*Element data from apps and pages*

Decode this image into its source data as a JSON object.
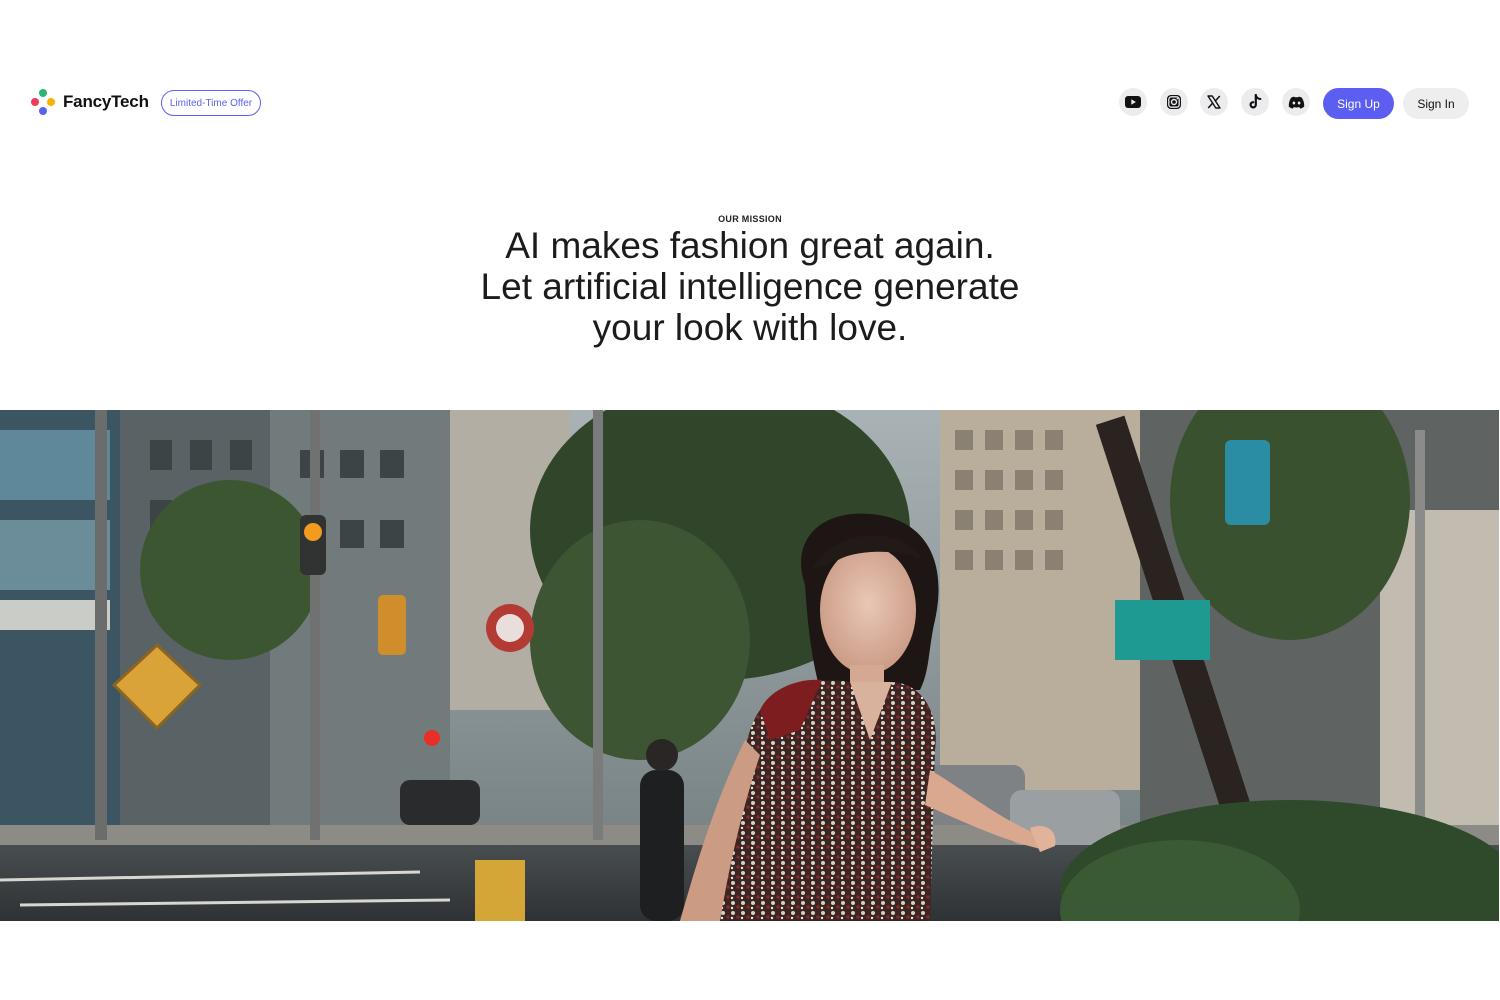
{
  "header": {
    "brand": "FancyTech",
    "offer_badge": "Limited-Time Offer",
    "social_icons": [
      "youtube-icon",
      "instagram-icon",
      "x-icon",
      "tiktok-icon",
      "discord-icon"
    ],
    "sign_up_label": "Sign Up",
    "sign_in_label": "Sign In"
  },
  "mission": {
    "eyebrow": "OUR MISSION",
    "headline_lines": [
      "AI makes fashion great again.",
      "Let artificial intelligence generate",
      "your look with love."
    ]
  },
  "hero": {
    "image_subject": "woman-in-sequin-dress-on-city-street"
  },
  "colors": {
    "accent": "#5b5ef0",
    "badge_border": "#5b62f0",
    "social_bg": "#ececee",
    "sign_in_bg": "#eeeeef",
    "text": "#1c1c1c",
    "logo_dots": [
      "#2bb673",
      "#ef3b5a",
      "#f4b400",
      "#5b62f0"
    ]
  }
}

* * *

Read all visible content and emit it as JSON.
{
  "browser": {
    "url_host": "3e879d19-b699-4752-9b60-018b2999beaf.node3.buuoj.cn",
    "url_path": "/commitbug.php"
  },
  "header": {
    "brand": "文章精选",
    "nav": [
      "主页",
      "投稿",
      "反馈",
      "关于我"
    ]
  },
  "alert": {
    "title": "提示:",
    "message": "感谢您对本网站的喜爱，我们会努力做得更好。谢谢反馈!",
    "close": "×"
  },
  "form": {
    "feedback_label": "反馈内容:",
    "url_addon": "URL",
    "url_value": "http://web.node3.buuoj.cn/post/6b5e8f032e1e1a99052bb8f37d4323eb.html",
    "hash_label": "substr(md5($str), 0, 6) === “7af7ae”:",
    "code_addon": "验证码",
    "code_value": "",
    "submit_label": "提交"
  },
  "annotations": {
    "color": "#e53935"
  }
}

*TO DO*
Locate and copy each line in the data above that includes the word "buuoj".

*RESPONSE TO THIS EXERCISE*
    "url_host": "3e879d19-b699-4752-9b60-018b2999beaf.node3.buuoj.cn",
    "url_value": "http://web.node3.buuoj.cn/post/6b5e8f032e1e1a99052bb8f37d4323eb.html",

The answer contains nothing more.